* WORK INSTRUCTION
Give back each entry unchanged, minus pictures.

INFORMATION SHOWN START

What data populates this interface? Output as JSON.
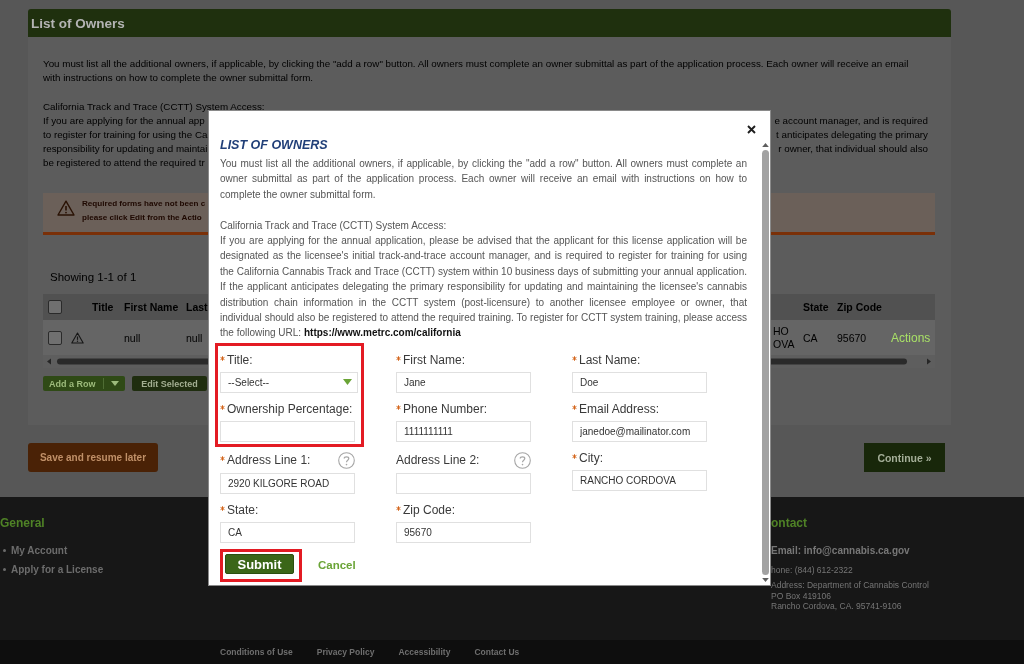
{
  "page": {
    "section_title": "List of Owners",
    "intro": "You must list all the additional owners, if applicable, by clicking the \"add a row\" button. All owners must complete an owner submittal as part of the application process. Each owner will receive an email with instructions on how to complete the owner submittal form.",
    "access_heading": "California Track and Trace (CCTT) System Access:",
    "access_text_left": [
      "If you are applying for the annual app",
      "to register for training for using the Ca",
      "responsibility for updating and maintai",
      "be registered to attend the required tr"
    ],
    "access_text_right": [
      "e account manager, and is required",
      "t anticipates delegating the primary",
      "r owner, that individual should also"
    ],
    "warning_text": "Required forms have not been c\nplease click Edit from the Actio",
    "showing": "Showing 1-1 of 1",
    "table": {
      "all_checked": false,
      "columns_left": [
        "Title",
        "First Name",
        "Last"
      ],
      "columns_right": [
        "State",
        "Zip Code"
      ],
      "rows": [
        {
          "checked": false,
          "warning": true,
          "first_name": "null",
          "last": "null",
          "column_7": "HO\nOVA",
          "state": "CA",
          "zip_code": "95670",
          "action": "Actions"
        }
      ]
    },
    "add_row": "Add a Row",
    "edit_selected": "Edit Selected",
    "save_later": "Save and resume later",
    "continue": "Continue »"
  },
  "footer": {
    "general_heading": "General",
    "general_links": [
      "My Account",
      "Apply for a License"
    ],
    "contact_heading": "ontact",
    "contact_email": "Email: info@cannabis.ca.gov",
    "contact_phone": "hone: (844) 612-2322",
    "contact_address": [
      "Address: Department of Cannabis Control",
      "PO Box 419106",
      "Rancho Cordova, CA. 95741-9106"
    ],
    "bottom_links": [
      "Conditions of Use",
      "Privacy Policy",
      "Accessibility",
      "Contact Us"
    ]
  },
  "dialog": {
    "title": "LIST OF OWNERS",
    "intro": "You must list all the additional owners, if applicable, by clicking the \"add a row\" button. All owners must complete an owner submittal as part of the application process. Each owner will receive an email with instructions on how to complete the owner submittal form.",
    "access_heading": "California Track and Trace (CCTT) System Access:",
    "access_text": "If you are applying for the annual application, please be advised that the applicant for this license application will be designated as the licensee's initial track-and-trace account manager, and is required to register for training for using the California Cannabis Track and Trace (CCTT) system within 10 business days of submitting your annual application. If the applicant anticipates delegating the primary responsibility for updating and maintaining the licensee's cannabis distribution chain information in the CCTT system (post-licensure) to another licensee employee or owner, that individual should also be registered to attend the required training. To register for CCTT system training, please access the following URL: **https://www.metrc.com/california**",
    "form": {
      "rows": [
        [
          {
            "kind": "select",
            "label": "Title:",
            "required": true,
            "help": false,
            "highlighted": true,
            "value": "--Select--"
          },
          {
            "kind": "text",
            "label": "First Name:",
            "required": true,
            "help": false,
            "highlighted": false,
            "value": "Jane"
          },
          {
            "kind": "text",
            "label": "Last Name:",
            "required": true,
            "help": false,
            "highlighted": false,
            "value": "Doe"
          }
        ],
        [
          {
            "kind": "text",
            "label": "Ownership Percentage:",
            "required": true,
            "help": false,
            "highlighted": true
          },
          {
            "kind": "text",
            "label": "Phone Number:",
            "required": true,
            "help": false,
            "highlighted": false,
            "value": "1111111111"
          },
          {
            "kind": "text",
            "label": "Email Address:",
            "required": true,
            "help": false,
            "highlighted": false,
            "value": "janedoe@mailinator.com"
          }
        ],
        [
          {
            "kind": "text",
            "label": "Address Line 1:",
            "required": true,
            "help": true,
            "highlighted": false,
            "value": "2920 KILGORE ROAD"
          },
          {
            "kind": "text",
            "label": "Address Line 2:",
            "required": false,
            "help": true,
            "highlighted": false
          },
          {
            "kind": "text",
            "label": "City:",
            "required": true,
            "help": false,
            "highlighted": false,
            "value": "RANCHO CORDOVA"
          }
        ],
        [
          {
            "kind": "text",
            "label": "State:",
            "required": true,
            "help": false,
            "highlighted": false,
            "value": "CA"
          },
          {
            "kind": "text",
            "label": "Zip Code:",
            "required": true,
            "help": false,
            "highlighted": false,
            "value": "95670"
          }
        ]
      ],
      "submit": {
        "label": "Submit",
        "highlighted": true
      },
      "cancel": "Cancel"
    }
  }
}
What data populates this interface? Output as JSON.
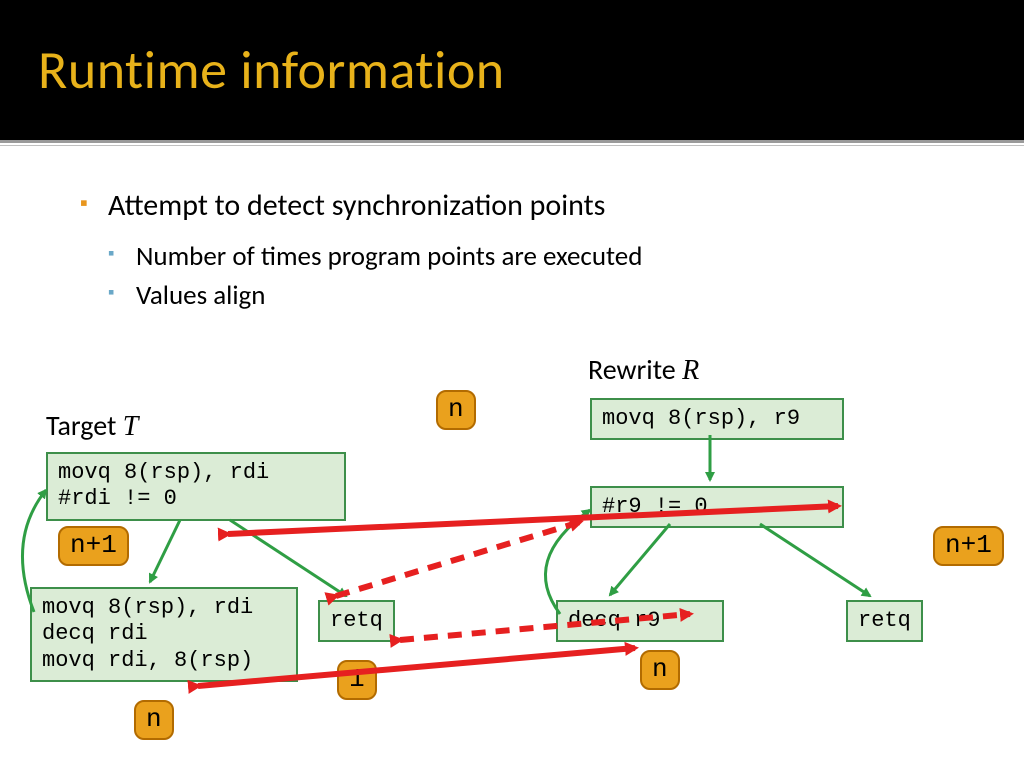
{
  "title": "Runtime information",
  "bullets": {
    "b1": "Attempt to detect synchronization points",
    "b1a": "Number of times program points are executed",
    "b1b": "Values align"
  },
  "labels": {
    "target": "Target ",
    "target_sym": "T",
    "rewrite": "Rewrite ",
    "rewrite_sym": "R"
  },
  "code": {
    "t1": "movq 8(rsp), rdi\n#rdi != 0",
    "t2": "movq 8(rsp), rdi\ndecq rdi\nmovq rdi, 8(rsp)",
    "t_ret": "retq",
    "r1": "movq 8(rsp), r9",
    "r2": "#r9 != 0",
    "r3": "decq r9",
    "r_ret": "retq"
  },
  "badges": {
    "n_top": "n",
    "t_np1": "n+1",
    "r_np1": "n+1",
    "one": "1",
    "t_n": "n",
    "r_n": "n"
  }
}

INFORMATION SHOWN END

* EXERCISE OUTPUT
What data populates this interface? Output as JSON.
{
  "page": {
    "section_title": "List of Owners",
    "intro": "You must list all the additional owners, if applicable, by clicking the \"add a row\" button. All owners must complete an owner submittal as part of the application process. Each owner will receive an email with instructions on how to complete the owner submittal form.",
    "access_heading": "California Track and Trace (CCTT) System Access:",
    "access_text_left": [
      "If you are applying for the annual app",
      "to register for training for using the Ca",
      "responsibility for updating and maintai",
      "be registered to attend the required tr"
    ],
    "access_text_right": [
      "e account manager, and is required",
      "t anticipates delegating the primary",
      "r owner, that individual should also"
    ],
    "warning_text": "Required forms have not been c\nplease click Edit from the Actio",
    "showing": "Showing 1-1 of 1",
    "table": {
      "all_checked": false,
      "columns_left": [
        "Title",
        "First Name",
        "Last"
      ],
      "columns_right": [
        "State",
        "Zip Code"
      ],
      "rows": [
        {
          "checked": false,
          "warning": true,
          "first_name": "null",
          "last": "null",
          "column_7": "HO\nOVA",
          "state": "CA",
          "zip_code": "95670",
          "action": "Actions"
        }
      ]
    },
    "add_row": "Add a Row",
    "edit_selected": "Edit Selected",
    "save_later": "Save and resume later",
    "continue": "Continue »"
  },
  "footer": {
    "general_heading": "General",
    "general_links": [
      "My Account",
      "Apply for a License"
    ],
    "contact_heading": "ontact",
    "contact_email": "Email: info@cannabis.ca.gov",
    "contact_phone": "hone: (844) 612-2322",
    "contact_address": [
      "Address: Department of Cannabis Control",
      "PO Box 419106",
      "Rancho Cordova, CA. 95741-9106"
    ],
    "bottom_links": [
      "Conditions of Use",
      "Privacy Policy",
      "Accessibility",
      "Contact Us"
    ]
  },
  "dialog": {
    "title": "LIST OF OWNERS",
    "intro": "You must list all the additional owners, if applicable, by clicking the \"add a row\" button. All owners must complete an owner submittal as part of the application process. Each owner will receive an email with instructions on how to complete the owner submittal form.",
    "access_heading": "California Track and Trace (CCTT) System Access:",
    "access_text": "If you are applying for the annual application, please be advised that the applicant for this license application will be designated as the licensee's initial track-and-trace account manager, and is required to register for training for using the California Cannabis Track and Trace (CCTT) system within 10 business days of submitting your annual application. If the applicant anticipates delegating the primary responsibility for updating and maintaining the licensee's cannabis distribution chain information in the CCTT system (post-licensure) to another licensee employee or owner, that individual should also be registered to attend the required training. To register for CCTT system training, please access the following URL: **https://www.metrc.com/california**",
    "form": {
      "rows": [
        [
          {
            "kind": "select",
            "label": "Title:",
            "required": true,
            "help": false,
            "highlighted": true,
            "value": "--Select--"
          },
          {
            "kind": "text",
            "label": "First Name:",
            "required": true,
            "help": false,
            "highlighted": false,
            "value": "Jane"
          },
          {
            "kind": "text",
            "label": "Last Name:",
            "required": true,
            "help": false,
            "highlighted": false,
            "value": "Doe"
          }
        ],
        [
          {
            "kind": "text",
            "label": "Ownership Percentage:",
            "required": true,
            "help": false,
            "highlighted": true
          },
          {
            "kind": "text",
            "label": "Phone Number:",
            "required": true,
            "help": false,
            "highlighted": false,
            "value": "1111111111"
          },
          {
            "kind": "text",
            "label": "Email Address:",
            "required": true,
            "help": false,
            "highlighted": false,
            "value": "janedoe@mailinator.com"
          }
        ],
        [
          {
            "kind": "text",
            "label": "Address Line 1:",
            "required": true,
            "help": true,
            "highlighted": false,
            "value": "2920 KILGORE ROAD"
          },
          {
            "kind": "text",
            "label": "Address Line 2:",
            "required": false,
            "help": true,
            "highlighted": false
          },
          {
            "kind": "text",
            "label": "City:",
            "required": true,
            "help": false,
            "highlighted": false,
            "value": "RANCHO CORDOVA"
          }
        ],
        [
          {
            "kind": "text",
            "label": "State:",
            "required": true,
            "help": false,
            "highlighted": false,
            "value": "CA"
          },
          {
            "kind": "text",
            "label": "Zip Code:",
            "required": true,
            "help": false,
            "highlighted": false,
            "value": "95670"
          }
        ]
      ],
      "submit": {
        "label": "Submit",
        "highlighted": true
      },
      "cancel": "Cancel"
    }
  }
}
What data populates this interface? Output as JSON.
{
  "title": "Runtime information",
  "bullets": {
    "b1": "Attempt to detect synchronization points",
    "b1a": "Number of times program points are executed",
    "b1b": "Values align"
  },
  "labels": {
    "target": "Target ",
    "target_sym": "T",
    "rewrite": "Rewrite ",
    "rewrite_sym": "R"
  },
  "code": {
    "t1": "movq 8(rsp), rdi\n#rdi != 0",
    "t2": "movq 8(rsp), rdi\ndecq rdi\nmovq rdi, 8(rsp)",
    "t_ret": "retq",
    "r1": "movq 8(rsp), r9",
    "r2": "#r9 != 0",
    "r3": "decq r9",
    "r_ret": "retq"
  },
  "badges": {
    "n_top": "n",
    "t_np1": "n+1",
    "r_np1": "n+1",
    "one": "1",
    "t_n": "n",
    "r_n": "n"
  }
}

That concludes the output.